It would be unfair to the long list of speakers to follow if I were to try to cover in detail what the Daily Telegraph in its analysis has identified as 11 separate pieces of legislation. I have already indicated our basic attitude to Part 4 of the Bill and towards money laundering and related crime.

As regards the parts of the Bill relating to communications service providers, I believe that some of us will recognise old friends and old arguments from the debate on the Regulation of Investigatory Powers Act. In a brief provided by the CBI on this section of the Bill, a point was made which I believe is a common theme and criticism. It states: The CBI believes that a wholly greater set of demands is being made—and one of much greater cost to business freedom and practices—if the Bill introduces new powers for the investigation of minor crimes or crimes which do not relate to terrorist activity". That is a perfect example of sweeping up and shelf clearing to grab new powers. Elsewhere, in terms of so-called gateway provisions for Customs and Excise and Inland Revenue or the expanded role of transport, MoD and atomic energy police, there is a suspicion that new powers and new offences are being slipped through under the cover of emergency. If Ministers find such suspicions unworthy, I can only say that they are based on the fact that they and previous governments have done it before. I know that many of my colleagues, particularly the noble Lord, Lord Phillips of Sudbury, will have more to say on the RIP matters.

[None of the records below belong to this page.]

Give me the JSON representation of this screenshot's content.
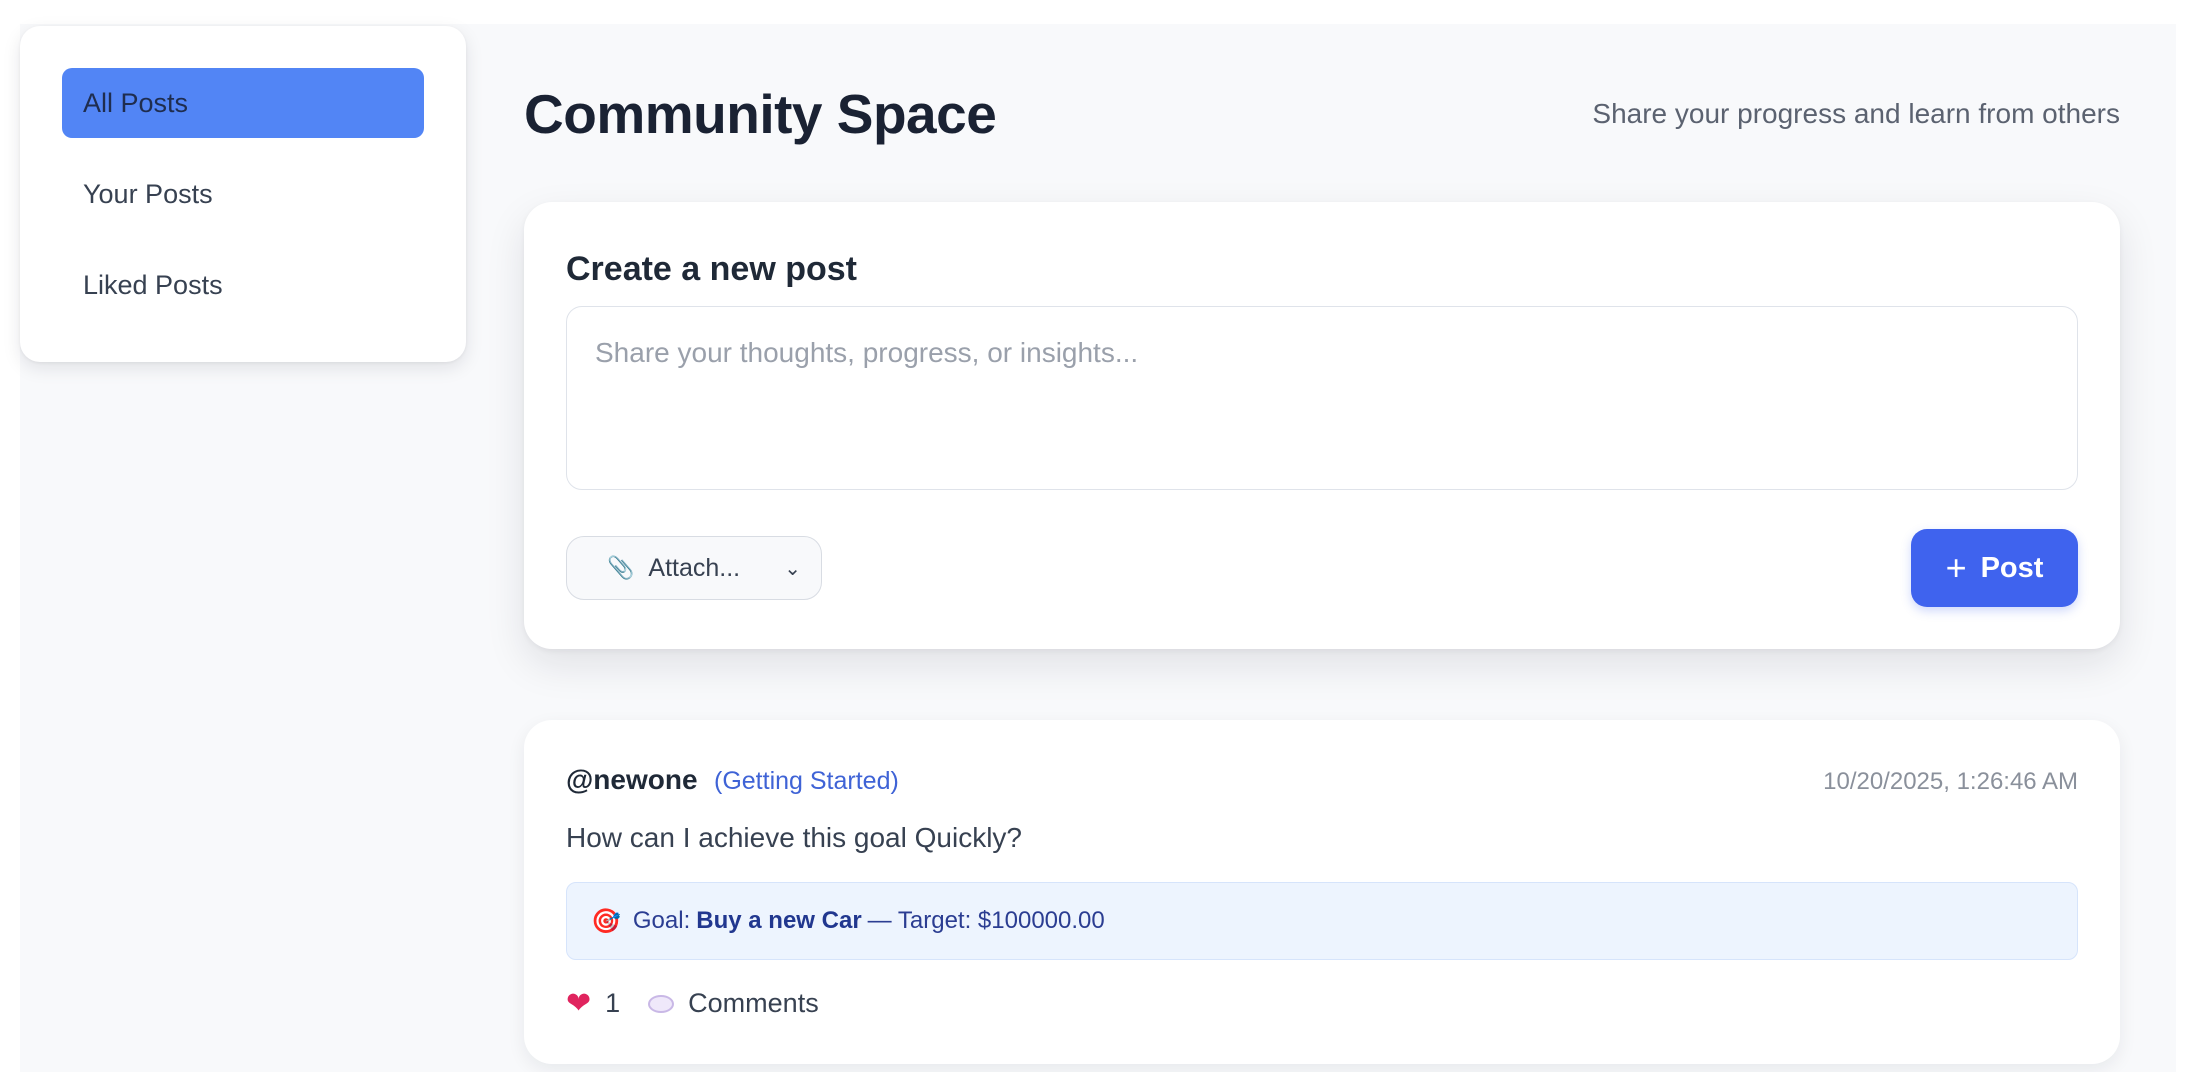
{
  "sidebar": {
    "items": [
      {
        "label": "All Posts",
        "active": true
      },
      {
        "label": "Your Posts",
        "active": false
      },
      {
        "label": "Liked Posts",
        "active": false
      }
    ]
  },
  "header": {
    "title": "Community Space",
    "subtitle": "Share your progress and learn from others"
  },
  "composer": {
    "title": "Create a new post",
    "placeholder": "Share your thoughts, progress, or insights...",
    "attach_label": "Attach...",
    "post_label": "Post"
  },
  "posts": [
    {
      "author": "@newone",
      "tag": "(Getting Started)",
      "timestamp": "10/20/2025, 1:26:46 AM",
      "body": "How can I achieve this goal Quickly?",
      "goal": {
        "prefix": "Goal:",
        "name": "Buy a new Car",
        "target_text": "— Target: $100000.00"
      },
      "likes": "1",
      "comments_label": "Comments"
    }
  ],
  "colors": {
    "accent": "#3f63ee",
    "nav_active": "#5285f5",
    "tag": "#3f63d6",
    "goal_bg": "#edf4fe",
    "heart": "#e0245e"
  },
  "icons": {
    "attach": "paperclip-icon",
    "select": "chevron-down-icon",
    "post": "plus-icon",
    "goal": "target-icon",
    "like": "heart-icon",
    "comment": "speech-bubble-icon"
  }
}
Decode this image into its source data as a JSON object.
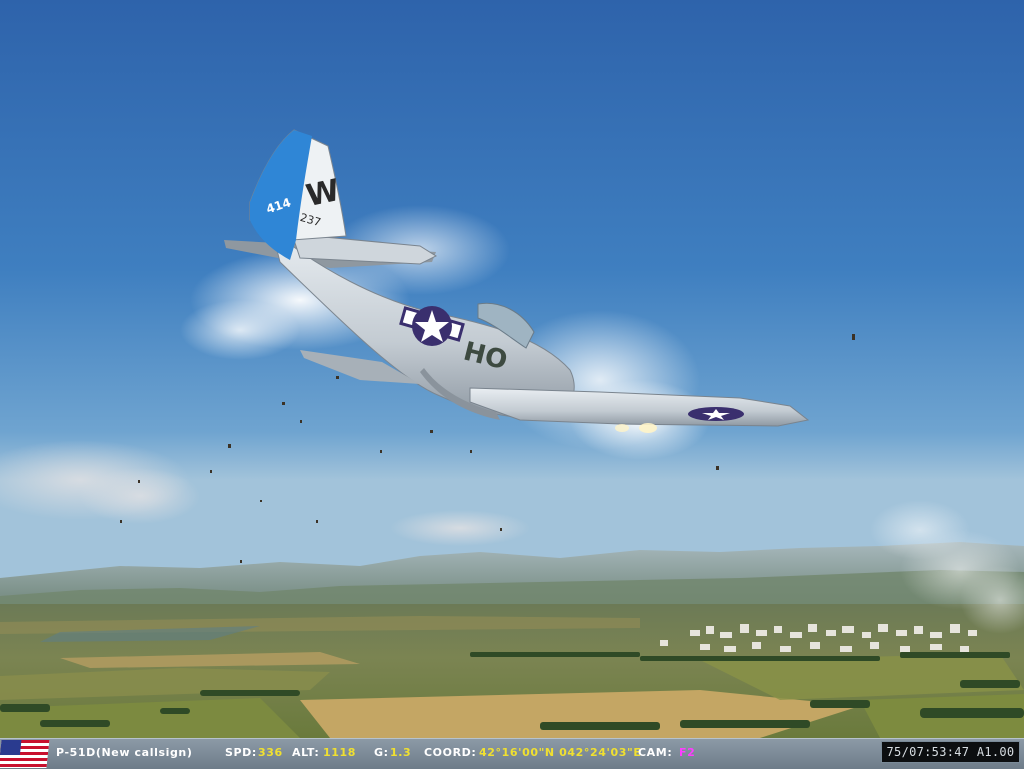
{
  "hud": {
    "aircraft": "P-51D(New callsign)",
    "speed_label": "SPD:",
    "speed_value": "336",
    "altitude_label": "ALT:",
    "altitude_value": "1118",
    "g_label": "G:",
    "g_value": "1.3",
    "coord_label": "COORD:",
    "coord_value": "42°16'00\"N 042°24'03\"E",
    "cam_label": "CAM:",
    "cam_value": "F2",
    "time_display": "75/07:53:47 A1.00",
    "flag": "usa-flag-icon"
  },
  "aircraft_markings": {
    "tail_letter": "W",
    "tail_serial_left": "414",
    "tail_serial_right": "237",
    "fuselage_code": "HO"
  },
  "colors": {
    "sky_top": "#2f65ad",
    "sky_horizon": "#9bbdd6",
    "tail_blue": "#2f86d6",
    "label_yellow": "#f0e030",
    "cam_magenta": "#ff3cff"
  }
}
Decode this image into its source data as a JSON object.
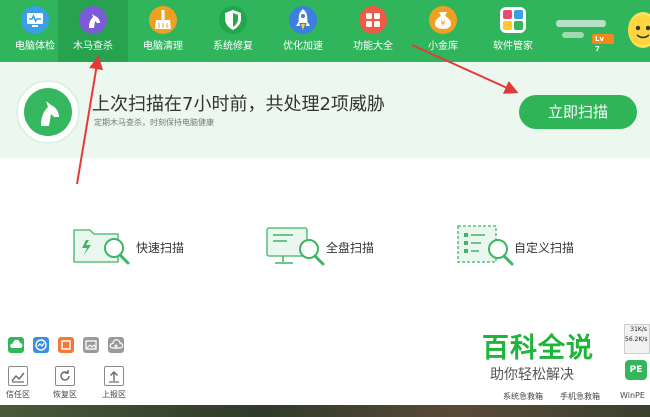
{
  "nav": {
    "items": [
      {
        "label": "电脑体检",
        "icon": "monitor-check-icon"
      },
      {
        "label": "木马查杀",
        "icon": "horse-icon"
      },
      {
        "label": "电脑清理",
        "icon": "broom-icon"
      },
      {
        "label": "系统修复",
        "icon": "shield-icon"
      },
      {
        "label": "优化加速",
        "icon": "rocket-icon"
      },
      {
        "label": "功能大全",
        "icon": "grid-icon"
      },
      {
        "label": "小金库",
        "icon": "money-bag-icon"
      },
      {
        "label": "软件管家",
        "icon": "apps-icon"
      }
    ],
    "active_index": 1,
    "level": "Lv 7"
  },
  "banner": {
    "title": "上次扫描在7小时前，共处理2项威胁",
    "subtitle": "定期木马查杀，时刻保持电脑健康",
    "scan_button": "立即扫描"
  },
  "scan_options": [
    {
      "label": "快速扫描",
      "icon": "folder-search-icon"
    },
    {
      "label": "全盘扫描",
      "icon": "monitor-search-icon"
    },
    {
      "label": "自定义扫描",
      "icon": "list-search-icon"
    }
  ],
  "bottom_tools": [
    {
      "label": "信任区",
      "icon": "trust-zone-icon"
    },
    {
      "label": "恢复区",
      "icon": "restore-zone-icon"
    },
    {
      "label": "上报区",
      "icon": "report-zone-icon"
    }
  ],
  "watermark": {
    "title": "百科全说",
    "subtitle": "助你轻松解决"
  },
  "bottom_links": [
    "系统急救箱",
    "手机急救箱",
    "WinPE"
  ],
  "speed": {
    "up": "31K/s",
    "down": "56.2K/s"
  },
  "pe_label": "PE",
  "colors": {
    "brand": "#30b55c",
    "accent_arrow": "#e53935",
    "banner_bg": "#ecf8ef"
  }
}
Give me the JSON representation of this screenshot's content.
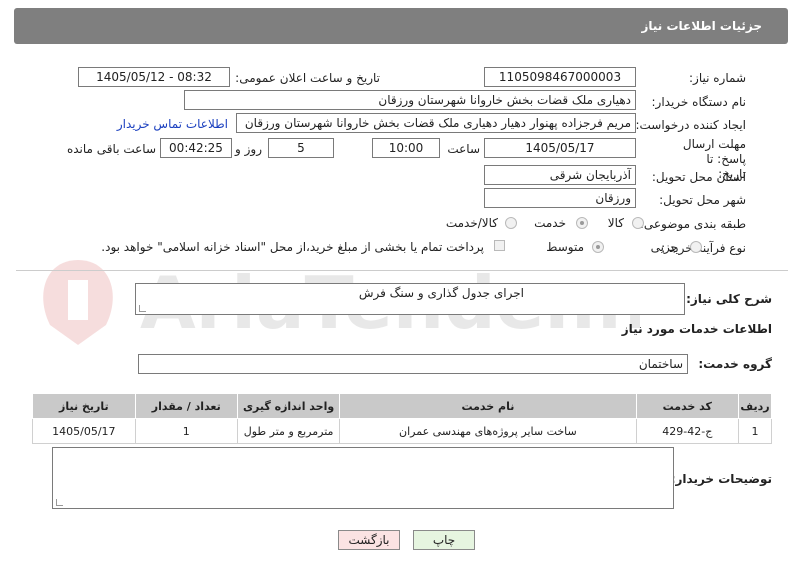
{
  "header": {
    "title": "جزئیات اطلاعات نیاز"
  },
  "labels": {
    "need_number": "شماره نیاز:",
    "announce_datetime": "تاریخ و ساعت اعلان عمومی:",
    "buyer_org": "نام دستگاه خریدار:",
    "requester": "ایجاد کننده درخواست:",
    "contact_link": "اطلاعات تماس خریدار",
    "deadline": "مهلت ارسال پاسخ: تا تاریخ:",
    "time": "ساعت",
    "days_and": "روز و",
    "remaining": "ساعت باقی مانده",
    "province": "استان محل تحویل:",
    "city": "شهر محل تحویل:",
    "category": "طبقه بندی موضوعی:",
    "purchase_type": "نوع فرآیند خرید :",
    "payment_note": "پرداخت تمام یا بخشی از مبلغ خرید،از محل \"اسناد خزانه اسلامی\" خواهد بود."
  },
  "fields": {
    "need_number": "1105098467000003",
    "announce_datetime": "1405/05/12 - 08:32",
    "buyer_org": "دهیاری ملک قضات بخش خاروانا شهرستان ورزقان",
    "requester": "مریم فرجزاده پهنوار دهیار دهیاری ملک قضات بخش خاروانا شهرستان ورزقان",
    "deadline_date": "1405/05/17",
    "deadline_time": "10:00",
    "days": "5",
    "remaining_time": "00:42:25",
    "province": "آذربایجان شرقی",
    "city": "ورزقان"
  },
  "category_options": [
    {
      "label": "کالا",
      "selected": false
    },
    {
      "label": "خدمت",
      "selected": true
    },
    {
      "label": "کالا/خدمت",
      "selected": false
    }
  ],
  "purchase_options": [
    {
      "label": "جزیی",
      "selected": false
    },
    {
      "label": "متوسط",
      "selected": true
    }
  ],
  "description": {
    "label": "شرح کلی نیاز:",
    "value": "اجرای جدول گذاری و سنگ فرش"
  },
  "services": {
    "section_title": "اطلاعات خدمات مورد نیاز",
    "group_label": "گروه خدمت:",
    "group_value": "ساختمان",
    "columns": [
      "ردیف",
      "کد خدمت",
      "نام خدمت",
      "واحد اندازه گیری",
      "تعداد / مقدار",
      "تاریخ نیاز"
    ],
    "rows": [
      [
        "1",
        "ج-42-429",
        "ساخت سایر پروژه‌های مهندسی عمران",
        "مترمربع و متر طول",
        "1",
        "1405/05/17"
      ]
    ]
  },
  "buyer_notes": {
    "label": "توضیحات خریدار:",
    "value": ""
  },
  "buttons": {
    "print": "چاپ",
    "back": "بازگشت"
  },
  "watermark": "AriaTender.net",
  "colors": {
    "header_bg": "#7f7f7f",
    "link": "#1a3fbf",
    "back_button_bg": "#fbe3e3",
    "print_button_bg": "#e6f5e0"
  }
}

I have not gone into detail on this portmanteau Bill out of respect for speakers who are to follow and my desire to hear expert opinions, and in the knowledge that a number of my noble friends will be covering areas to which I have not referred. For example, my noble friend Lord Dholakia who will be covering immigration, asylum and religious incitement to hatred. And my noble friend Lord Maclennan, in his maiden speech, will be bringing his long experience of constitutional and human rights issues to bear.

No one on these Benches underestimates the threat to our society posed by international terrorism. Charles Kennedy and other spokesmen for our party have given full and constructive support to the Government during this period. The Minister rightly reminded us of the events of 11th September and of the new rule book which terrorists wrote on that day. We recognise the reality of that warning and of that by Richard Holbrook, the former State Department trouble shooter, now head of a Washington task force on terrorism, who, in two chilling predictions, said, The issue is nuclear. There is no question that the next generation of terrorists, rather than going for small, little dramas will go for the big one. They now understand that the way to get the world's attention is not strapping the bomb to themselves in a pizza parlour, but to do something so horrific it gets you into the Guinness Book of Records for terrorism. That takes years to plan—and it will be nuclear", adding that he believed that we in the West were "completely unprepared" for biological and chemical attack.

Given what the American security services call "a clear and present danger", it would be totally irresponsible for the Government not to tighten our defences. They have our full support in so doing. But they need proportionality. As Charter 88 has said, The Government has enjoyed wide and public support for its strategy post 11th September. It will be crucial to foster open democratic debate for the Government to retain that confidence and not to damage that which it seeks to protect". What this House lacks in democracy we make up for in experience and expertise. So I believe that there is no better place qualified for such an open debate than this Chamber. The Government would do well to listen to its collective wisdom in the hours and days to come.